Norris promoted to director Nanticoke Health Services is proud to announce that Victoria Norris, RN, BSN, has been promoted to director of quality management. Norris will be responsible for directing all quality-related activities within Nanticoke Health Services. This includes patient safety, accreditation readiness, infection prevention, program development, and quality measures within Nanticoke Memorial Hospital and the Nanticoke Physician Network. Norris began her career at Nanticoke Memorial Hospital in November 2010 as a registered nurse in the Intensive Care Unit (ICU). She has over 40 years of experience in healthcare with 20 years of critical care nursing. She also brings over 20 years of leadership experience in various administrative positions including the director of ICU and director of clinical services for a community hospital, and the director of nursing for an acute rehabilitation facility. Norris received her bachelor of science in nursing (BSN) from Towson University in Towson, Md. and has extensive training in nursing and quality leadership, intensive care and acute rehabilitation nursing, and stroke systems.
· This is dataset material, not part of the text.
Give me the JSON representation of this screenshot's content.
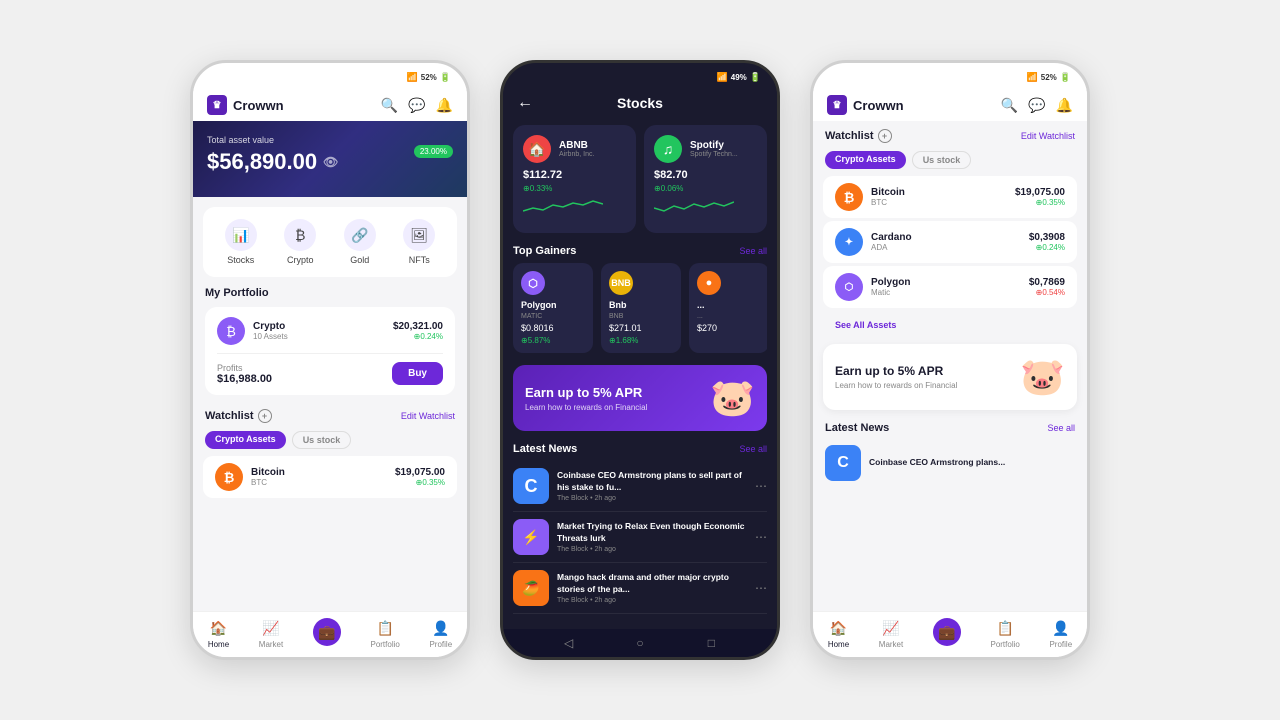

Her professional affiliations include the Delaware State Stroke Coalition, the American Heart Association Stroke Boot Camp Steering Committee, Delawares Inclusive Statewide Stroke Care System, the Delaware Telehealth Coalition, and the National Association for Healthcare Quality.